== Records

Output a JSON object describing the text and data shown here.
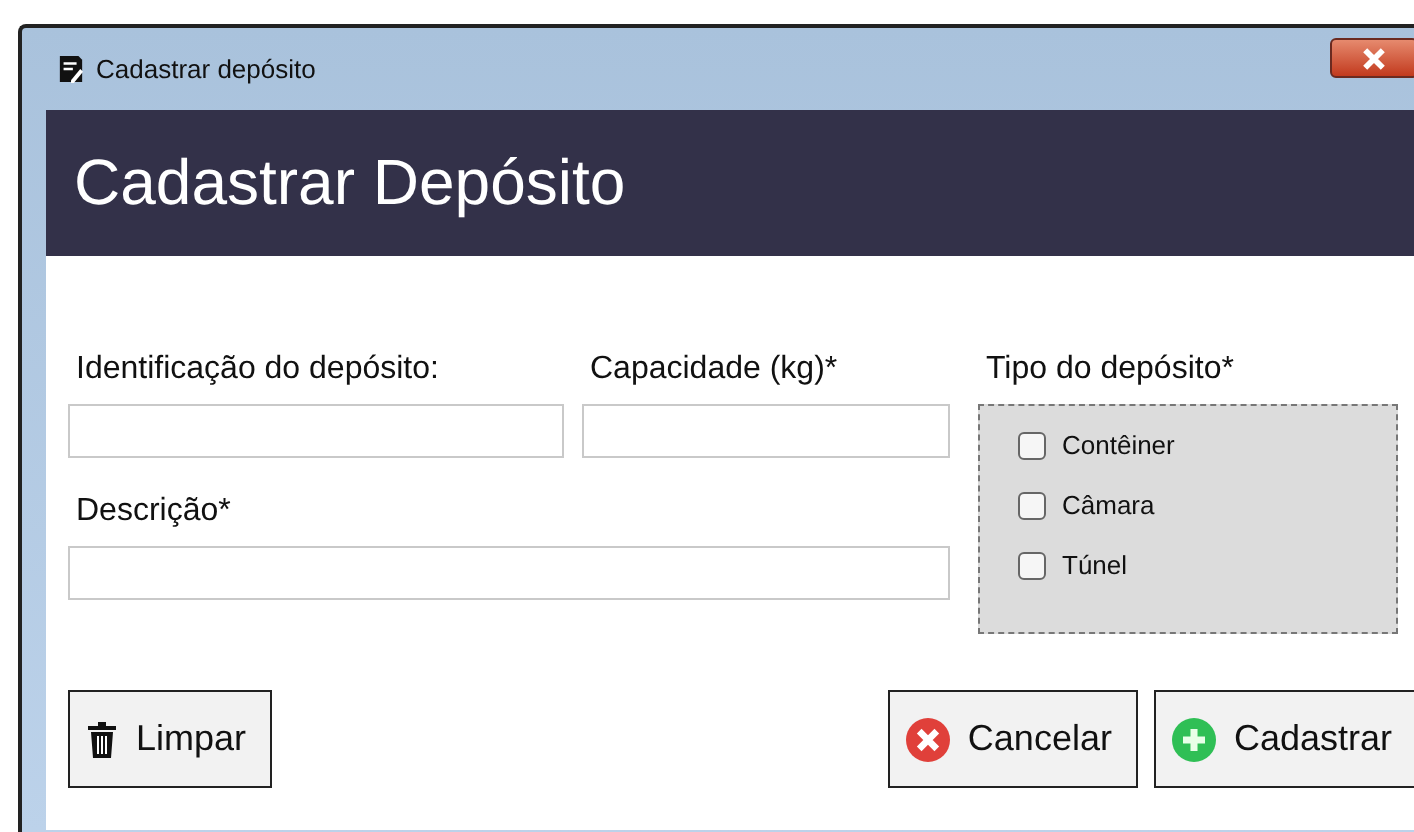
{
  "window": {
    "title": "Cadastrar depósito"
  },
  "header": {
    "title": "Cadastrar Depósito"
  },
  "fields": [
    {
      "label": "Identificação do depósito:"
    },
    {
      "label": "Capacidade (kg)*"
    }
  ],
  "description": {
    "label": "Descrição*"
  },
  "type_group": {
    "label": "Tipo do depósito*",
    "options": [
      {
        "label": "Contêiner",
        "checked": false
      },
      {
        "label": "Câmara",
        "checked": false
      },
      {
        "label": "Túnel",
        "checked": false
      }
    ]
  },
  "buttons": [
    {
      "label": "Limpar",
      "kind": "clear"
    },
    {
      "label": "Cancelar",
      "kind": "cancel"
    },
    {
      "label": "Cadastrar",
      "kind": "add"
    }
  ]
}
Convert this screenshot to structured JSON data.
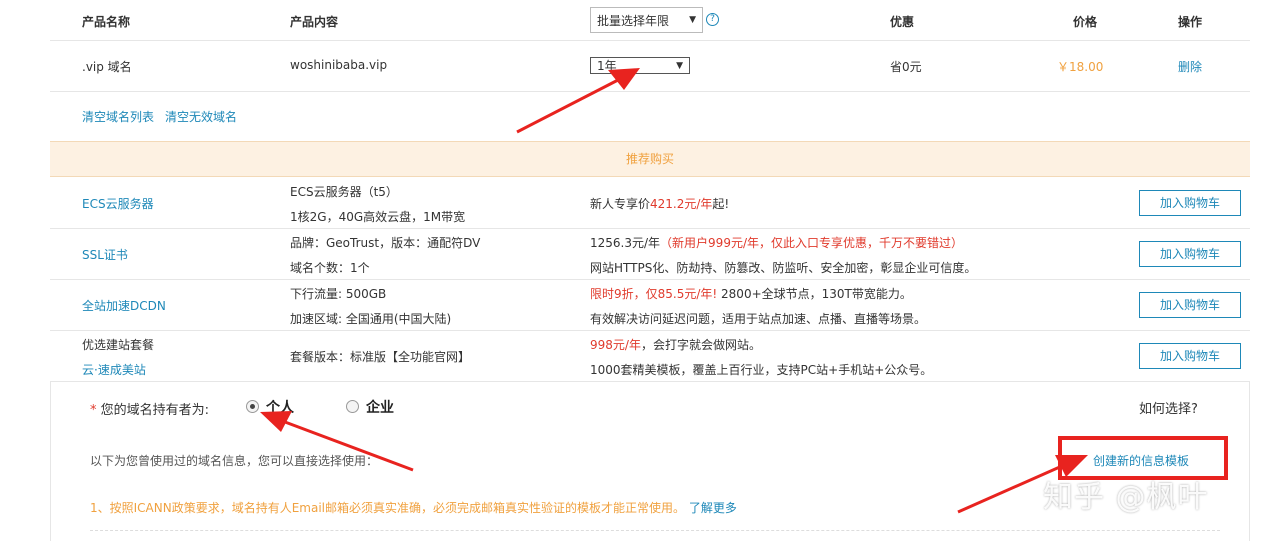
{
  "header": {
    "product_name": "产品名称",
    "product_content": "产品内容",
    "batch_select": "批量选择年限",
    "discount": "优惠",
    "price": "价格",
    "action": "操作",
    "help_icon": "?"
  },
  "cart_item": {
    "name": ".vip 域名",
    "content": "woshinibaba.vip",
    "years": "1年",
    "discount": "省0元",
    "price": "￥18.00",
    "delete": "删除"
  },
  "links": {
    "clear_list": "清空域名列表",
    "clear_invalid": "清空无效域名"
  },
  "recommend": {
    "title": "推荐购买",
    "add_to_cart": "加入购物车",
    "items": [
      {
        "name": "ECS云服务器",
        "line1": "ECS云服务器（t5）",
        "line2": "1核2G，40G高效云盘，1M带宽",
        "desc_prefix": "新人专享价",
        "desc_red": "421.2元/年",
        "desc_suffix": "起!"
      },
      {
        "name": "SSL证书",
        "line1": "品牌：GeoTrust，版本：通配符DV",
        "line2": "域名个数：1个",
        "desc_prefix": "1256.3元/年",
        "desc_red": "（新用户999元/年，仅此入口专享优惠，千万不要错过）",
        "desc2": "网站HTTPS化、防劫持、防篡改、防监听、安全加密，彰显企业可信度。"
      },
      {
        "name": "全站加速DCDN",
        "line1": "下行流量: 500GB",
        "line2": "加速区域: 全国通用(中国大陆)",
        "desc_red": "限时9折，仅85.5元/年!",
        "desc_suffix": " 2800+全球节点，130T带宽能力。",
        "desc2": "有效解决访问延迟问题，适用于站点加速、点播、直播等场景。"
      },
      {
        "name_line1": "优选建站套餐",
        "name_line2": "云·速成美站",
        "line1": "套餐版本：标准版【全功能官网】",
        "desc_red": "998元/年",
        "desc_suffix": "，会打字就会做网站。",
        "desc2": "1000套精美模板，覆盖上百行业，支持PC站+手机站+公众号。"
      }
    ]
  },
  "owner": {
    "required_mark": "*",
    "label": "您的域名持有者为:",
    "option_personal": "个人",
    "option_company": "企业",
    "selected": "个人",
    "how_to_choose": "如何选择?",
    "info_text": "以下为您曾使用过的域名信息，您可以直接选择使用：",
    "create_template": "创建新的信息模板",
    "notice": "1、按照ICANN政策要求，域名持有人Email邮箱必须真实准确，必须完成邮箱真实性验证的模板才能正常使用。",
    "learn_more": "了解更多"
  },
  "watermark": "知乎 @枫叶",
  "colors": {
    "link": "#1e88b8",
    "price_orange": "#f0a13f",
    "promo_red": "#e03a2c",
    "annotation_red": "#e8231f",
    "recommend_bg": "#fdf1e2"
  }
}
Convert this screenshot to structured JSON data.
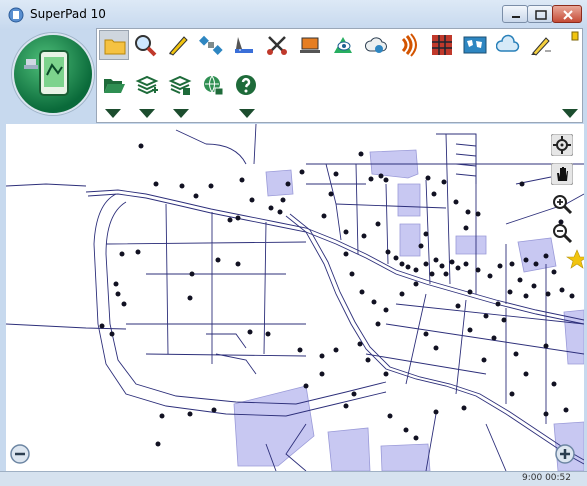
{
  "window": {
    "title": "SuperPad 10",
    "buttons": [
      "minimize-button",
      "maximize-button",
      "close-button"
    ]
  },
  "toolbar": {
    "row1_icons": [
      "folder-icon",
      "magnifier-icon",
      "pen-icon",
      "satellite-icon",
      "ruler-icon",
      "scissors-icon",
      "laptop-icon",
      "eye-layer-icon",
      "cloud-sync-icon",
      "signal-icon",
      "grid-icon",
      "world-map-icon",
      "cloud-icon",
      "pencil-icon"
    ],
    "row2_icons": [
      "open-folder-icon",
      "layers-add-icon",
      "layers-edit-icon",
      "globe-lock-icon",
      "help-icon"
    ],
    "selected_tool": "folder-icon"
  },
  "map_controls": [
    "locate-icon",
    "pan-hand-icon",
    "zoom-in-icon",
    "zoom-out-icon",
    "zoom-minus-button",
    "zoom-plus-button"
  ],
  "status": {
    "clock": "9:00 00:52"
  },
  "colors": {
    "road": "#2d2f7a",
    "poi": "#111122",
    "area_fill": "#c8c8f2",
    "titlebar": "#c6d8ee",
    "dropdown_arrow": "#1c4d2e"
  }
}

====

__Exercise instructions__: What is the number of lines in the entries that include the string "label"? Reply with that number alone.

__Task output__: 11